|Dirty Dozen, The: The Deadly Mission & Dirty Dozen, The: The Fatal Mission|
|Written by Paul Lingas|
|Tuesday, 23 May 2006|
Since both films follow the same format, the following synopsis applies to both “The Deadly Mission” and “”The Fatal Mission.” Gee, both of these missions sound really dangerous. Each film begins with Major Wright on some sort of patrol or mission. In one he is attempting to assassinate Mussolini and in the other he is trying to smuggle a member of the German resistance out of Germany. Needless to say, both missions go awry, a bizarre way to introduce the main character, showing him failing, though he does so with the aplomb Savalas was famous for.
Wright returns to Headquarters in England and is given an assignment by General Worden (Ernest Borgnine, who reprises his role from the original film, though Savalas doesn’t). Worden gives him a new assignment laced with strangely unexplained threats. Wright heads straight for the prison where he spends a few dialogue-heavy moments recruiting soldiers who are sentenced to death. It is always a lame way to introduce the characters and especially so here. After we are introduced to the rest of the group—which numbers more than a dozen, when taking Major Wright and the requisite MP are counted—they begin training. Almost a third to half of each film focuses on training. In a terribly hokey moment, a prospective recruit is killed when he says, “I can’t handle it!” as machine gun bullets whiz overhead. He stands up and is killed, leaving Major Wright and the others the opportunity to emote for the camera.
Eventually, after perhaps the third or fourth commercial break, the team makes their way to their mission area, which in both films looks like the same region of Eastern Europe. Since we already know the purpose of the mission, there’s little to see or do in the last third of the films, until we arrive at the end, each containing many explosions and some of the most poorly acted deaths ever captured on film—but not many. What proves to be the most disappointing, besides the entire exercise, is that hardly any of the Dirty Dozen die, in either movie. Why bother naming the films “The Deadly Mission” and “The Fatal Mission” when hardly anyone dies?
Not only are they made-for-TV claptrap, but they are poorly-made claptrap. Savalas seems to mail in his performances and the director seems to have believed that using Savalas as a caricature of himself was the way to go. The production design is poor, looking nothing like the 1940s. The acting, writing and directing are atrocious. Considering those are the three biggest parts of filmmaking, enough said.
The video transfer is fair, but looks exactly like what it is, a television show from the 1980s. If you remember the picture and sound quality of the ‘80s, like from “Airwolf,” then this is what you get. It’s to take nothing away from the 1980s, but the quality of almost all made-for-TV movies is average at best.

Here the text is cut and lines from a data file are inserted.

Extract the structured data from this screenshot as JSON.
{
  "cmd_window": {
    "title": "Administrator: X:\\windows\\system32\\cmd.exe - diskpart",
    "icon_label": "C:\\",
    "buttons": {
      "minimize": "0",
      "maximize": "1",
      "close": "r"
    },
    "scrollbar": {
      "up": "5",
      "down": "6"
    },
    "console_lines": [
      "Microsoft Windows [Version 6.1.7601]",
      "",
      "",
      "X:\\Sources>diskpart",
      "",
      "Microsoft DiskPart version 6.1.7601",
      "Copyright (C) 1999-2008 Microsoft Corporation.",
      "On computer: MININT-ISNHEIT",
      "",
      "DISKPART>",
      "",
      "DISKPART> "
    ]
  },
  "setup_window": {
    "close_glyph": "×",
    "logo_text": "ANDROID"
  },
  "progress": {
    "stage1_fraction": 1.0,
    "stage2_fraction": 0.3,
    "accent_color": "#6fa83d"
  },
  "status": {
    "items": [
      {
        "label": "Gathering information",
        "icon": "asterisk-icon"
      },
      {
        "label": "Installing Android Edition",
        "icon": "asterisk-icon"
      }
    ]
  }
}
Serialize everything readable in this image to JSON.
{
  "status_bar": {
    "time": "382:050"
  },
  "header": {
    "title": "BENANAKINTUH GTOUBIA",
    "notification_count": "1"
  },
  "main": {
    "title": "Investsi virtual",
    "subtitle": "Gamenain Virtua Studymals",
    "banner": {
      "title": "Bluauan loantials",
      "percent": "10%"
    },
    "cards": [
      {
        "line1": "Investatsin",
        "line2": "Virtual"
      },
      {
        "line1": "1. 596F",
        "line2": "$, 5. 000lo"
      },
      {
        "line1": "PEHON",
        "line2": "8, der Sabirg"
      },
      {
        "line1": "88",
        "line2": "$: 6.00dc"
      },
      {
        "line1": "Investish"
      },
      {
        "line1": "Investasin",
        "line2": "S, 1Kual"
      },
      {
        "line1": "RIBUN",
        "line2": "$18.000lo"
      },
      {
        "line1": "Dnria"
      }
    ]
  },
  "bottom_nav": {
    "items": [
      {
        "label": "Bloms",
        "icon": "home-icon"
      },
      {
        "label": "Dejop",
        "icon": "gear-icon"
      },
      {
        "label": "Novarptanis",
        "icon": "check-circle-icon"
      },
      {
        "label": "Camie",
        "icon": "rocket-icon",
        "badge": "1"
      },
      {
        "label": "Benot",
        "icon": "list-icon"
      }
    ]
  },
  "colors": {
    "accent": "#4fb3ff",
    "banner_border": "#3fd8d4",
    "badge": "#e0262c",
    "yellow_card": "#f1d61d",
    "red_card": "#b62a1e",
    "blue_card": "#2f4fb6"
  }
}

There are no special features to speak of and the DVD menus are about as boring as unsweetened chocolate.
Skip these poorly made films and go directly back to 1967 and the original, Oscar-winning “Dirty Dozen.”